The Nobel Prize in Chemistry 1985
Herbert A. Hauptman, Jerome Karle
Herbert A. Hauptman's speech at the Nobel Banquet, December 10, 1985
Your Majesties, Your Royal Highnesses,
Ladies and Gentlemen,
I speak for Jerome Karle, as well as myself when I say that our journey to Stockholm began some 67 years ago when our parents, with unconscious wisdom, gave us a most precious gift, the freedom to grow as we wished, at our own pace, and in the direction of our own choosing. We chose to read a great deal, as soon as we were able, in all areas of science. To their credit our parents permitted, even encouraged, this activity when there may have been moments when they secretly questioned the wisdom of our course. We wish, on this occasion, to make grateful acknowledgement of our indebtedness to them for their sacrifices on our behalf.
We are grateful, too, for the opportunity to have attended the City College of New York, at a time when a free education was provided to those who qualified and who would not otherwise have been able to obtain a higher education. Without this splendid gift it is doubtful that we would be here today.
We are also indebted to the Naval Research Laboratory for supporting us in our pursuit of scientific knowledge for its own sake.
We wish finally to thank our wives for their continuing support and encouragement, particularly during the early years when our work was received with some skepticism.
We were fortunate, too, that our particular qualifications, Jerome Karle's in physical chemistry and mine in mathematics, were the exact combination which was needed to enable us to tackle, with some hope of success, the phase problem of X-ray crystallography, the major stumbling-block in the solution of crystal structures by the technique of X-ray diffraction. Our sole motivation was to overcome the challenge which this problem presented, and our satisfactions came from the progress we made. We were fortunate, indeed, that the implications for structural chemistry turned out to be so far reaching; we did not anticipate them.
In summary then, we are grateful to all, including our scientific colleagues, who by their support helped bring us to this place; and we also readily acknowledge that good fortune played a major role.
From Les Prix Nobel.
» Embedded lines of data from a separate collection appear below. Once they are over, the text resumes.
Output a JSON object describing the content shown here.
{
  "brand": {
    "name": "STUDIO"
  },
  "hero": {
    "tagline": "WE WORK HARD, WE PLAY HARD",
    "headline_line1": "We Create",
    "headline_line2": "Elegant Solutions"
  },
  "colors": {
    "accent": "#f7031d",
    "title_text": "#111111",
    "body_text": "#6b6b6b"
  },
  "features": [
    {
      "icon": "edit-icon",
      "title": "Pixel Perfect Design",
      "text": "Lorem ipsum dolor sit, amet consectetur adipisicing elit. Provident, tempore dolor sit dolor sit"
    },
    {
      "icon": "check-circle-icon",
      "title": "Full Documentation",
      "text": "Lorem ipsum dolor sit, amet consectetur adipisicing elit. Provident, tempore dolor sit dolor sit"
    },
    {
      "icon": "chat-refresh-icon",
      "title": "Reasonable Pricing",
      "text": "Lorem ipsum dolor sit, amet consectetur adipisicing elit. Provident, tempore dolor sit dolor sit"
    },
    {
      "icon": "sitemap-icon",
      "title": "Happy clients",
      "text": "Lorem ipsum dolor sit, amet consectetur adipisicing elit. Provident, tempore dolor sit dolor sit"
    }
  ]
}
The Nobel Prizes 1985, Editor Wilhelm Odelberg, [Nobel Foundation], Stockholm, 1986
Copyright © The Nobel Foundation 1985